⟨

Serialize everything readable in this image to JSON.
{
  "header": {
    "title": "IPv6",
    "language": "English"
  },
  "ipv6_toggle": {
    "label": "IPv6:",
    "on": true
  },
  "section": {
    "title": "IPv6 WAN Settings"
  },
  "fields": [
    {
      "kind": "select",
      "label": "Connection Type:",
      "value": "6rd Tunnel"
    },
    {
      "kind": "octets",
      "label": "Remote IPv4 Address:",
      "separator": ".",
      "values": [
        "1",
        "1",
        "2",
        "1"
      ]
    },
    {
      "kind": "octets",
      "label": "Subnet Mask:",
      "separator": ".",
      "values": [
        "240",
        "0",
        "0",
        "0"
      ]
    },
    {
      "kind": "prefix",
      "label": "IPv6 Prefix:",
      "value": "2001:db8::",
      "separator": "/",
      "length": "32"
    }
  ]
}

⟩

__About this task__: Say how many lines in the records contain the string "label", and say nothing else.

__Solution__: 5